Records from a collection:
========

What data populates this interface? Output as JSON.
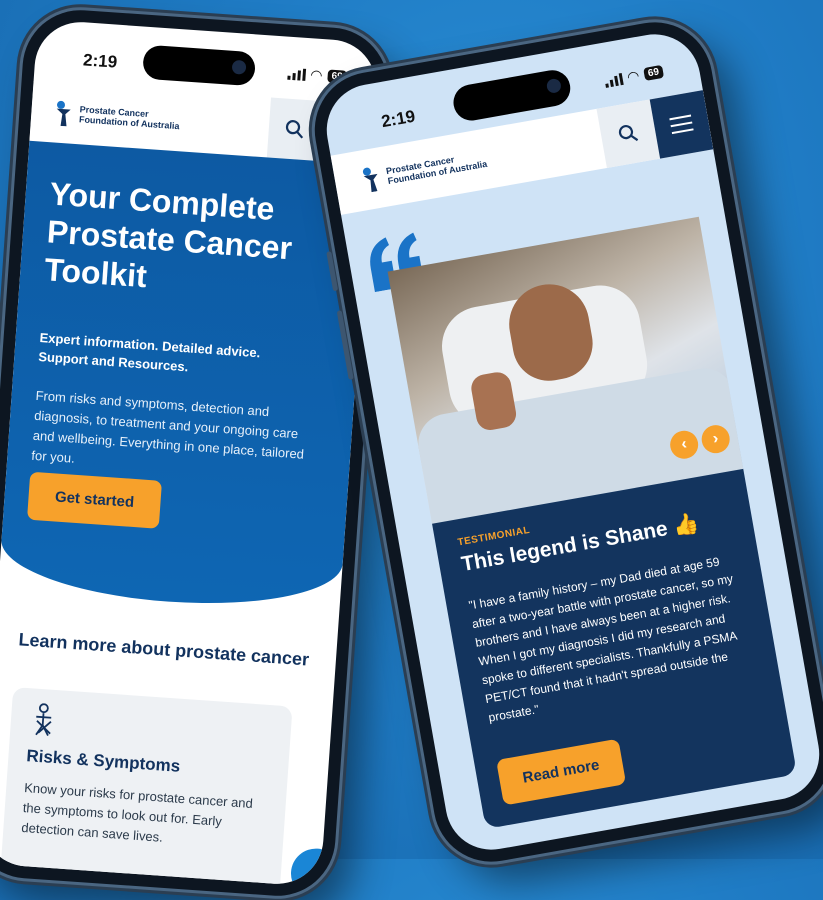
{
  "left_phone": {
    "status": {
      "time": "2:19",
      "battery": "69"
    },
    "header": {
      "logo_line1": "Prostate Cancer",
      "logo_line2": "Foundation of Australia"
    },
    "hero": {
      "title": "Your Complete Prostate Cancer Toolkit",
      "subtitle": "Expert information. Detailed advice. Support and Resources.",
      "body": "From risks and symptoms, detection and diagnosis, to treatment and your ongoing care and wellbeing. Everything in one place, tailored for you.",
      "cta": "Get started"
    },
    "learn": {
      "heading": "Learn more about prostate cancer",
      "card_title": "Risks & Symptoms",
      "card_body": "Know your risks for prostate cancer and the symptoms to look out for. Early detection can save lives."
    }
  },
  "right_phone": {
    "status": {
      "time": "2:19",
      "battery": "69"
    },
    "header": {
      "logo_line1": "Prostate Cancer",
      "logo_line2": "Foundation of Australia"
    },
    "testimonial": {
      "label": "TESTIMONIAL",
      "title": "This legend is Shane 👍",
      "quote": "\"I have a family history – my Dad died at age 59 after a two-year battle with prostate cancer, so my brothers and I have always been at a higher risk. When I got my diagnosis I did my research and spoke to different specialists. Thankfully a PSMA PET/CT found that it hadn't spread outside the prostate.\"",
      "cta": "Read more"
    }
  },
  "colors": {
    "navy": "#13345e",
    "blue": "#0e63ae",
    "orange": "#f7a12b",
    "background": "#1f7bc4"
  },
  "icons": [
    "search-icon",
    "menu-icon",
    "prev-arrow-icon",
    "next-arrow-icon",
    "quote-mark-icon",
    "person-ribbon-icon"
  ]
}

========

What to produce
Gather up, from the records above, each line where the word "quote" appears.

Result of the task
      "quote": "\"I have a family history – my Dad died at age 59 after a two-year battle with prostate cancer, so my brothers and I have always been at a higher risk. When I got my diagnosis I did my research and spoke to different specialists. Thankfully a PSMA PET/CT found that it hadn't spread outside the prostate.\"",
    "quote-mark-icon",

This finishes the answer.